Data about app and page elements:
------------
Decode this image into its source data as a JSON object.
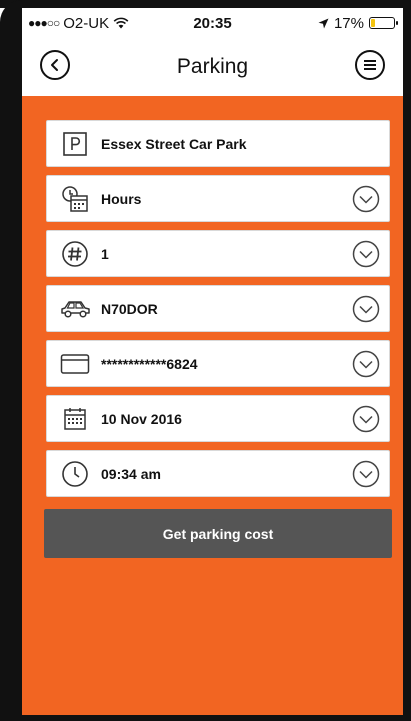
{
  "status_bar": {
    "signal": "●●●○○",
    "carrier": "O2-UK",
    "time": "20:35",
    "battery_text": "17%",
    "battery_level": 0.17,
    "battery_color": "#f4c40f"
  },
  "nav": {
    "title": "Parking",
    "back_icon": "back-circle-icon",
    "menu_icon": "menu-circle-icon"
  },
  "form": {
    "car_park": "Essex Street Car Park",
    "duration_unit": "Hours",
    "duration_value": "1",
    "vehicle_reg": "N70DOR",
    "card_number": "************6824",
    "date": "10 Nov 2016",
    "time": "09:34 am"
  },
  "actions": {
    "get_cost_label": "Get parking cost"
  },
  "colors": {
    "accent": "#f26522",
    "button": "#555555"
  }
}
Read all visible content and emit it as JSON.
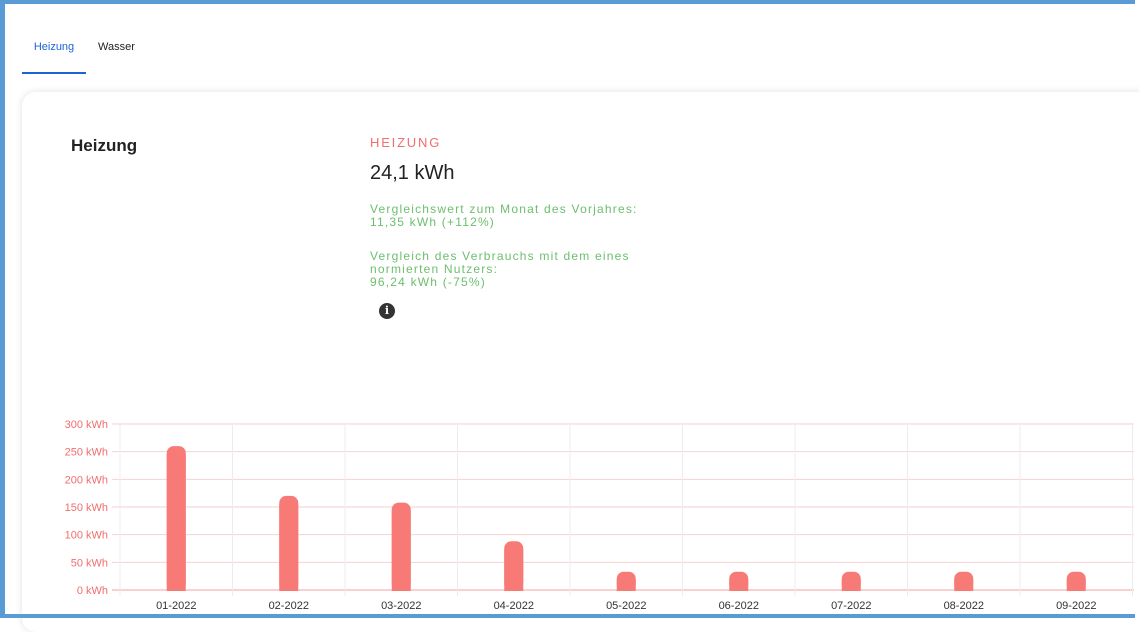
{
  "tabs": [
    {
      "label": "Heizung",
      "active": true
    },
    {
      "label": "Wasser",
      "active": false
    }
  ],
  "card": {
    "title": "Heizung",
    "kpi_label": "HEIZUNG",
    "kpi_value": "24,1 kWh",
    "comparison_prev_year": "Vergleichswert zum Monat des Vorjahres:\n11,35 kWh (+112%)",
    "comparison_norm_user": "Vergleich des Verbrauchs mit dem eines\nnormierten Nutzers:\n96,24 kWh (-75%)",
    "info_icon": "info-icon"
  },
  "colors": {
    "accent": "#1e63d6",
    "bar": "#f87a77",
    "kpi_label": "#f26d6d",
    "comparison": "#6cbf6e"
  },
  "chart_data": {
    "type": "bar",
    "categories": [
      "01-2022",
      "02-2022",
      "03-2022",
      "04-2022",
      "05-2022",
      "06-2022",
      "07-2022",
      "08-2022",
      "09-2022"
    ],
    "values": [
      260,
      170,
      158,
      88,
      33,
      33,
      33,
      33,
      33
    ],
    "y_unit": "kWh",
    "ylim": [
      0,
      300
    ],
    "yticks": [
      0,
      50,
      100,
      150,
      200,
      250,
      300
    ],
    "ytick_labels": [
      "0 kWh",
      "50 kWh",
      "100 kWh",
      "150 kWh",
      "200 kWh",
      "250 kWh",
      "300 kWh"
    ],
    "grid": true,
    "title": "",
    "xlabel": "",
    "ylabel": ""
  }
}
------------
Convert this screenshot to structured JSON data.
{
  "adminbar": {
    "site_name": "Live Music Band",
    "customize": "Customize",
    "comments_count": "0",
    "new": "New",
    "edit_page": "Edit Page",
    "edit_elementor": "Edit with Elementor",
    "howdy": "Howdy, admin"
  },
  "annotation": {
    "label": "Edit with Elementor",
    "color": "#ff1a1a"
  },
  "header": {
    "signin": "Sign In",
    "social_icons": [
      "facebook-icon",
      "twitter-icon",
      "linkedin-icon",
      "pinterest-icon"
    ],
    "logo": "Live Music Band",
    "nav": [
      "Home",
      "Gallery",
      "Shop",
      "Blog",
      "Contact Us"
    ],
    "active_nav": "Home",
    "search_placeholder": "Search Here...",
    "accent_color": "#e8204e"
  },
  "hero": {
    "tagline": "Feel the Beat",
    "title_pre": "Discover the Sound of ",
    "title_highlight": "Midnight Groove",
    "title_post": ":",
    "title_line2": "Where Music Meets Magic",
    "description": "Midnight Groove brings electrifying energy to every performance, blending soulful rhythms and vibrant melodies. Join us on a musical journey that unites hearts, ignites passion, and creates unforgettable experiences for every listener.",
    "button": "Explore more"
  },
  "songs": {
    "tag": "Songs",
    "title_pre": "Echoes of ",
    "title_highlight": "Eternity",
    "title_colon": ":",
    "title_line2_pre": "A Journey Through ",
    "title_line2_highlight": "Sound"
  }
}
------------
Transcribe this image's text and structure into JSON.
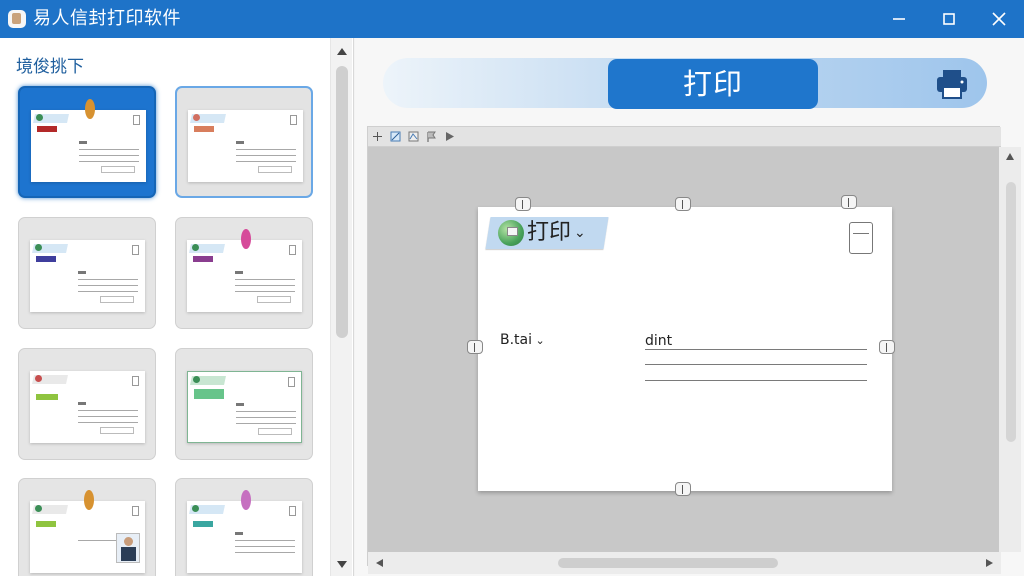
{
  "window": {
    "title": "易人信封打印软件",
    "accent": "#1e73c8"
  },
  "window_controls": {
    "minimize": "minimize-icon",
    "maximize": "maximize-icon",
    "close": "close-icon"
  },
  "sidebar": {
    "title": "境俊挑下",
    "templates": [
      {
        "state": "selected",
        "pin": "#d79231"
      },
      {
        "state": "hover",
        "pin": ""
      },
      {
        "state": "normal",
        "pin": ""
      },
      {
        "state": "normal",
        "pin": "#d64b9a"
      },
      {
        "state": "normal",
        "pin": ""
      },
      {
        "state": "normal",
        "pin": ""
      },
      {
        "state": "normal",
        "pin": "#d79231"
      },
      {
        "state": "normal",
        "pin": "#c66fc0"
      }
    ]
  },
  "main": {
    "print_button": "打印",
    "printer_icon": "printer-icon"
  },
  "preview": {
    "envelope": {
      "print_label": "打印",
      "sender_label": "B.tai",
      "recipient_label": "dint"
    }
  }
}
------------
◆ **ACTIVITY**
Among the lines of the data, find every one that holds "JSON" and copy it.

◆ **ANSWER AREA**
Decode this image into its source data as a JSON object.
Read all visible content and emit it as JSON.
Convert this screenshot to structured JSON data.
Transcribe this image's text and structure into JSON.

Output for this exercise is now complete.